WHAT TO DO:
Starting at the first entry below, repeat all the data word for word and drop the pictures.

[INPUT]

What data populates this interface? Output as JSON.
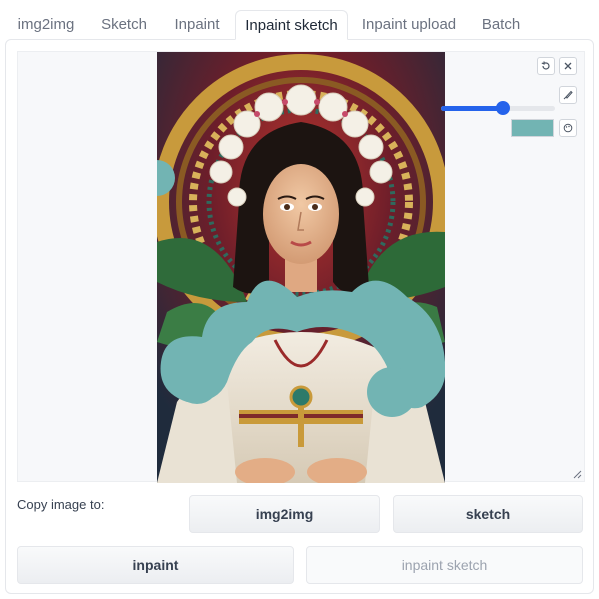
{
  "tabs": [
    {
      "label": "img2img",
      "active": false
    },
    {
      "label": "Sketch",
      "active": false
    },
    {
      "label": "Inpaint",
      "active": false
    },
    {
      "label": "Inpaint sketch",
      "active": true
    },
    {
      "label": "Inpaint upload",
      "active": false
    },
    {
      "label": "Batch",
      "active": false
    }
  ],
  "canvas": {
    "brush_size_fraction": 0.55,
    "brush_color": "#72b4b3",
    "tools": [
      "undo-icon",
      "clear-icon",
      "brush-icon",
      "palette-icon"
    ]
  },
  "copy": {
    "label": "Copy image to:",
    "img2img": "img2img",
    "sketch": "sketch",
    "inpaint": "inpaint",
    "inpaint_sketch": "inpaint sketch"
  },
  "colors": {
    "accent": "#2563eb",
    "mask": "#72b4b3"
  }
}
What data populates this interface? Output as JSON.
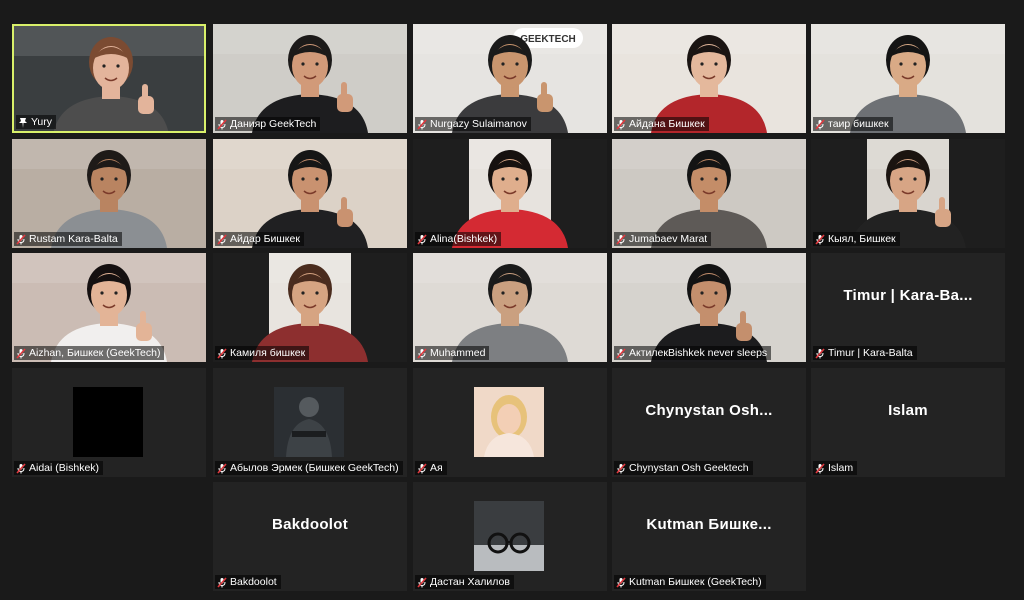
{
  "participants": [
    {
      "name": "Yury",
      "display": "video",
      "active": true,
      "mic": "host",
      "bg": "#3a3e40",
      "skin": "#e3b49b",
      "hair": "#7b4b32",
      "shirt": "#4d4d4d",
      "thumbsup": true
    },
    {
      "name": "Данияр GeekTech",
      "display": "video",
      "mic": "muted",
      "bg": "#cfcdc8",
      "skin": "#d19a79",
      "hair": "#1c1a19",
      "shirt": "#1d1d1f",
      "thumbsup": true
    },
    {
      "name": "Nurgazy Sulaimanov",
      "display": "video",
      "mic": "muted",
      "bg": "#e6e4e1",
      "skin": "#c9956e",
      "hair": "#1a1a1a",
      "shirt": "#3b3b3d",
      "thumbsup": true,
      "sign": "GEEKTECH"
    },
    {
      "name": "Айдана Бишкек",
      "display": "video",
      "mic": "muted",
      "bg": "#e9e4de",
      "skin": "#e4b89c",
      "hair": "#1a1412",
      "shirt": "#b3262b"
    },
    {
      "name": "таир бишкек",
      "display": "video",
      "mic": "muted",
      "bg": "#e4e2dd",
      "skin": "#d9aa86",
      "hair": "#141414",
      "shirt": "#6e7175"
    },
    {
      "name": "Rustam Kara-Balta",
      "display": "video",
      "mic": "muted",
      "bg": "#b9aea3",
      "skin": "#b98461",
      "hair": "#1e1a18",
      "shirt": "#8b8f93"
    },
    {
      "name": "Айдар Бишкек",
      "display": "video",
      "mic": "muted",
      "bg": "#dcd2c7",
      "skin": "#c99270",
      "hair": "#161616",
      "shirt": "#202022",
      "thumbsup": true
    },
    {
      "name": "Alina(Bishkek)",
      "display": "video",
      "mic": "muted",
      "bg": "#e7e3de",
      "skin": "#dfae8d",
      "hair": "#16110f",
      "shirt": "#d42a33",
      "narrow": true
    },
    {
      "name": "Jumabaev Marat",
      "display": "video",
      "mic": "muted",
      "bg": "#cdc9c3",
      "skin": "#c48d68",
      "hair": "#141414",
      "shirt": "#5e5a57"
    },
    {
      "name": "Кыял, Бишкек",
      "display": "video",
      "mic": "muted",
      "bg": "#d9d5cf",
      "skin": "#d7a585",
      "hair": "#1b1410",
      "shirt": "#222222",
      "narrow": true,
      "thumbsup": true
    },
    {
      "name": "Aizhan, Бишкек (GeekTech)",
      "display": "video",
      "mic": "muted",
      "bg": "#cbbcb4",
      "skin": "#e3b497",
      "hair": "#151010",
      "shirt": "#f1efee",
      "thumbsup": true
    },
    {
      "name": "Камиля бишкек",
      "display": "video",
      "mic": "muted",
      "bg": "#e8e4df",
      "skin": "#d6a482",
      "hair": "#4a2c1e",
      "shirt": "#8d2f2f",
      "narrow": true
    },
    {
      "name": "Muhammed",
      "display": "video",
      "mic": "muted",
      "bg": "#dedad5",
      "skin": "#caa080",
      "hair": "#1a1a1a",
      "shirt": "#7d7f82"
    },
    {
      "name": "АктилекBishkek never sleeps",
      "display": "video",
      "mic": "muted",
      "bg": "#d6d3ce",
      "skin": "#c48f6d",
      "hair": "#131313",
      "shirt": "#1c1c1e",
      "thumbsup": true
    },
    {
      "name": "Timur | Kara-Balta",
      "display": "text",
      "label": "Timur | Kara-Ba...",
      "mic": "muted"
    },
    {
      "name": "Aidai (Bishkek)",
      "display": "thumb",
      "thumb": "black",
      "mic": "muted"
    },
    {
      "name": "Абылов Эрмек (Бишкек GeekTech)",
      "display": "thumb",
      "thumb": "soldier",
      "mic": "muted"
    },
    {
      "name": "Ая",
      "display": "thumb",
      "thumb": "girl",
      "mic": "muted"
    },
    {
      "name": "Chynystan Osh Geektech",
      "display": "text",
      "label": "Chynystan  Osh...",
      "mic": "muted"
    },
    {
      "name": "Islam",
      "display": "text",
      "label": "Islam",
      "mic": "muted"
    },
    {
      "name": "Bakdoolot",
      "display": "text",
      "label": "Bakdoolot",
      "mic": "muted"
    },
    {
      "name": "Дастан Халилов",
      "display": "thumb",
      "thumb": "glasses",
      "mic": "muted"
    },
    {
      "name": "Kutman Бишкек (GeekTech)",
      "display": "text",
      "label": "Kutman  Бишке...",
      "mic": "muted"
    }
  ],
  "colors": {
    "active_border": "#d9f06a",
    "muted_icon": "#e0383e",
    "tile_bg": "#232323",
    "page_bg": "#1a1a1a"
  }
}
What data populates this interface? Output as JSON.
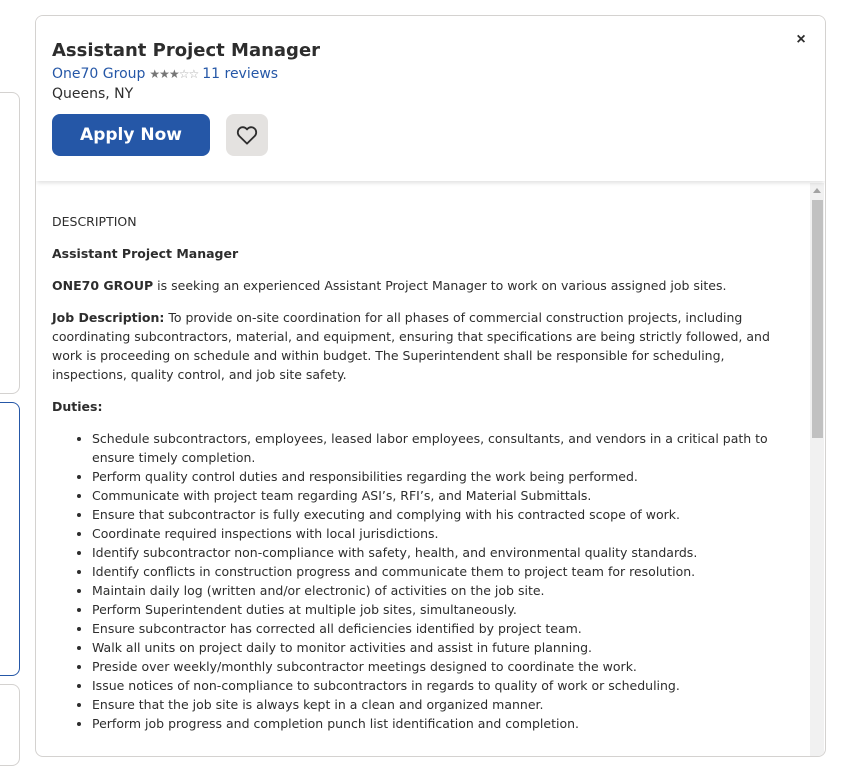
{
  "job": {
    "title": "Assistant Project Manager",
    "company": "One70 Group",
    "rating": 3,
    "rating_max": 5,
    "reviews": "11 reviews",
    "location": "Queens, NY",
    "apply_label": "Apply Now",
    "close_glyph": "×"
  },
  "description": {
    "label": "DESCRIPTION",
    "heading": "Assistant Project Manager",
    "intro_bold": "ONE70 GROUP",
    "intro_rest": " is seeking an experienced Assistant Project Manager to work on various assigned job sites.",
    "jobdesc_bold": "Job Description:",
    "jobdesc_rest": " To provide on-site coordination for all phases of commercial construction projects, including coordinating subcontractors, material, and equipment, ensuring that specifications are being strictly followed, and work is proceeding on schedule and within budget. The Superintendent shall be responsible for scheduling, inspections, quality control, and job site safety.",
    "duties_label": "Duties:",
    "duties": [
      "Schedule subcontractors, employees, leased labor employees, consultants, and vendors in a critical path to ensure timely completion.",
      "Perform quality control duties and responsibilities regarding the work being performed.",
      "Communicate with project team regarding ASI’s, RFI’s, and Material Submittals.",
      "Ensure that subcontractor is fully executing and complying with his contracted scope of work.",
      "Coordinate required inspections with local jurisdictions.",
      "Identify subcontractor non-compliance with safety, health, and environmental quality standards.",
      "Identify conflicts in construction progress and communicate them to project team for resolution.",
      "Maintain daily log (written and/or electronic) of activities on the job site.",
      "Perform Superintendent duties at multiple job sites, simultaneously.",
      "Ensure subcontractor has corrected all deficiencies identified by project team.",
      "Walk all units on project daily to monitor activities and assist in future planning.",
      "Preside over weekly/monthly subcontractor meetings designed to coordinate the work.",
      "Issue notices of non-compliance to subcontractors in regards to quality of work or scheduling.",
      "Ensure that the job site is always kept in a clean and organized manner.",
      "Perform job progress and completion punch list identification and completion."
    ]
  },
  "colors": {
    "accent": "#2557a7",
    "save_bg": "#e4e2e0",
    "text": "#2d2d2d"
  }
}
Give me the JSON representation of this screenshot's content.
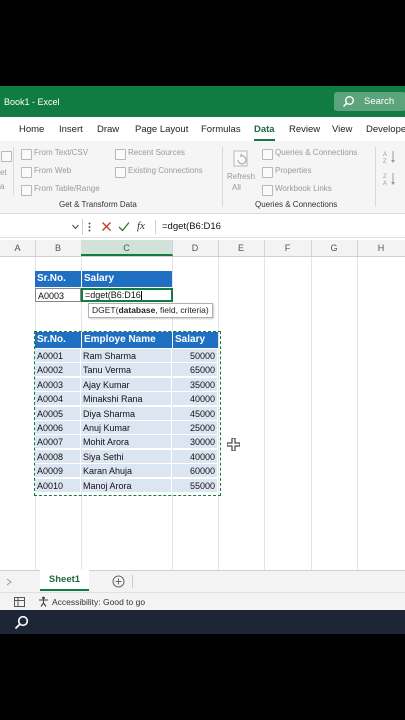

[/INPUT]

PROBLEM SOLUTION:
What data populates this interface? Output as JSON.
{
  "tabs": [
    {
      "label": "img2img",
      "active": false
    },
    {
      "label": "Sketch",
      "active": false
    },
    {
      "label": "Inpaint",
      "active": false
    },
    {
      "label": "Inpaint sketch",
      "active": true
    },
    {
      "label": "Inpaint upload",
      "active": false
    },
    {
      "label": "Batch",
      "active": false
    }
  ],
  "canvas": {
    "brush_size_fraction": 0.55,
    "brush_color": "#72b4b3",
    "tools": [
      "undo-icon",
      "clear-icon",
      "brush-icon",
      "palette-icon"
    ]
  },
  "copy": {
    "label": "Copy image to:",
    "img2img": "img2img",
    "sketch": "sketch",
    "inpaint": "inpaint",
    "inpaint_sketch": "inpaint sketch"
  },
  "colors": {
    "accent": "#2563eb",
    "mask": "#72b4b3"
  }
}
What data populates this interface? Output as JSON.
{
  "participants": [
    {
      "name": "Yury",
      "display": "video",
      "active": true,
      "mic": "host",
      "bg": "#3a3e40",
      "skin": "#e3b49b",
      "hair": "#7b4b32",
      "shirt": "#4d4d4d",
      "thumbsup": true
    },
    {
      "name": "Данияр GeekTech",
      "display": "video",
      "mic": "muted",
      "bg": "#cfcdc8",
      "skin": "#d19a79",
      "hair": "#1c1a19",
      "shirt": "#1d1d1f",
      "thumbsup": true
    },
    {
      "name": "Nurgazy Sulaimanov",
      "display": "video",
      "mic": "muted",
      "bg": "#e6e4e1",
      "skin": "#c9956e",
      "hair": "#1a1a1a",
      "shirt": "#3b3b3d",
      "thumbsup": true,
      "sign": "GEEKTECH"
    },
    {
      "name": "Айдана Бишкек",
      "display": "video",
      "mic": "muted",
      "bg": "#e9e4de",
      "skin": "#e4b89c",
      "hair": "#1a1412",
      "shirt": "#b3262b"
    },
    {
      "name": "таир бишкек",
      "display": "video",
      "mic": "muted",
      "bg": "#e4e2dd",
      "skin": "#d9aa86",
      "hair": "#141414",
      "shirt": "#6e7175"
    },
    {
      "name": "Rustam Kara-Balta",
      "display": "video",
      "mic": "muted",
      "bg": "#b9aea3",
      "skin": "#b98461",
      "hair": "#1e1a18",
      "shirt": "#8b8f93"
    },
    {
      "name": "Айдар Бишкек",
      "display": "video",
      "mic": "muted",
      "bg": "#dcd2c7",
      "skin": "#c99270",
      "hair": "#161616",
      "shirt": "#202022",
      "thumbsup": true
    },
    {
      "name": "Alina(Bishkek)",
      "display": "video",
      "mic": "muted",
      "bg": "#e7e3de",
      "skin": "#dfae8d",
      "hair": "#16110f",
      "shirt": "#d42a33",
      "narrow": true
    },
    {
      "name": "Jumabaev Marat",
      "display": "video",
      "mic": "muted",
      "bg": "#cdc9c3",
      "skin": "#c48d68",
      "hair": "#141414",
      "shirt": "#5e5a57"
    },
    {
      "name": "Кыял, Бишкек",
      "display": "video",
      "mic": "muted",
      "bg": "#d9d5cf",
      "skin": "#d7a585",
      "hair": "#1b1410",
      "shirt": "#222222",
      "narrow": true,
      "thumbsup": true
    },
    {
      "name": "Aizhan, Бишкек (GeekTech)",
      "display": "video",
      "mic": "muted",
      "bg": "#cbbcb4",
      "skin": "#e3b497",
      "hair": "#151010",
      "shirt": "#f1efee",
      "thumbsup": true
    },
    {
      "name": "Камиля бишкек",
      "display": "video",
      "mic": "muted",
      "bg": "#e8e4df",
      "skin": "#d6a482",
      "hair": "#4a2c1e",
      "shirt": "#8d2f2f",
      "narrow": true
    },
    {
      "name": "Muhammed",
      "display": "video",
      "mic": "muted",
      "bg": "#dedad5",
      "skin": "#caa080",
      "hair": "#1a1a1a",
      "shirt": "#7d7f82"
    },
    {
      "name": "АктилекBishkek never sleeps",
      "display": "video",
      "mic": "muted",
      "bg": "#d6d3ce",
      "skin": "#c48f6d",
      "hair": "#131313",
      "shirt": "#1c1c1e",
      "thumbsup": true
    },
    {
      "name": "Timur | Kara-Balta",
      "display": "text",
      "label": "Timur | Kara-Ba...",
      "mic": "muted"
    },
    {
      "name": "Aidai (Bishkek)",
      "display": "thumb",
      "thumb": "black",
      "mic": "muted"
    },
    {
      "name": "Абылов Эрмек (Бишкек GeekTech)",
      "display": "thumb",
      "thumb": "soldier",
      "mic": "muted"
    },
    {
      "name": "Ая",
      "display": "thumb",
      "thumb": "girl",
      "mic": "muted"
    },
    {
      "name": "Chynystan Osh Geektech",
      "display": "text",
      "label": "Chynystan  Osh...",
      "mic": "muted"
    },
    {
      "name": "Islam",
      "display": "text",
      "label": "Islam",
      "mic": "muted"
    },
    {
      "name": "Bakdoolot",
      "display": "text",
      "label": "Bakdoolot",
      "mic": "muted"
    },
    {
      "name": "Дастан Халилов",
      "display": "thumb",
      "thumb": "glasses",
      "mic": "muted"
    },
    {
      "name": "Kutman Бишкек (GeekTech)",
      "display": "text",
      "label": "Kutman  Бишке...",
      "mic": "muted"
    }
  ],
  "colors": {
    "active_border": "#d9f06a",
    "muted_icon": "#e0383e",
    "tile_bg": "#232323",
    "page_bg": "#1a1a1a"
  }
}
What data populates this interface? Output as JSON.
{
  "job": {
    "title": "Assistant Project Manager",
    "company": "One70 Group",
    "rating": 3,
    "rating_max": 5,
    "reviews": "11 reviews",
    "location": "Queens, NY",
    "apply_label": "Apply Now",
    "close_glyph": "×"
  },
  "description": {
    "label": "DESCRIPTION",
    "heading": "Assistant Project Manager",
    "intro_bold": "ONE70 GROUP",
    "intro_rest": " is seeking an experienced Assistant Project Manager to work on various assigned job sites.",
    "jobdesc_bold": "Job Description:",
    "jobdesc_rest": " To provide on-site coordination for all phases of commercial construction projects, including coordinating subcontractors, material, and equipment, ensuring that specifications are being strictly followed, and work is proceeding on schedule and within budget. The Superintendent shall be responsible for scheduling, inspections, quality control, and job site safety.",
    "duties_label": "Duties:",
    "duties": [
      "Schedule subcontractors, employees, leased labor employees, consultants, and vendors in a critical path to ensure timely completion.",
      "Perform quality control duties and responsibilities regarding the work being performed.",
      "Communicate with project team regarding ASI’s, RFI’s, and Material Submittals.",
      "Ensure that subcontractor is fully executing and complying with his contracted scope of work.",
      "Coordinate required inspections with local jurisdictions.",
      "Identify subcontractor non-compliance with safety, health, and environmental quality standards.",
      "Identify conflicts in construction progress and communicate them to project team for resolution.",
      "Maintain daily log (written and/or electronic) of activities on the job site.",
      "Perform Superintendent duties at multiple job sites, simultaneously.",
      "Ensure subcontractor has corrected all deficiencies identified by project team.",
      "Walk all units on project daily to monitor activities and assist in future planning.",
      "Preside over weekly/monthly subcontractor meetings designed to coordinate the work.",
      "Issue notices of non-compliance to subcontractors in regards to quality of work or scheduling.",
      "Ensure that the job site is always kept in a clean and organized manner.",
      "Perform job progress and completion punch list identification and completion."
    ]
  },
  "colors": {
    "accent": "#2557a7",
    "save_bg": "#e4e2e0",
    "text": "#2d2d2d"
  }
}
Give me the JSON representation of this screenshot's content.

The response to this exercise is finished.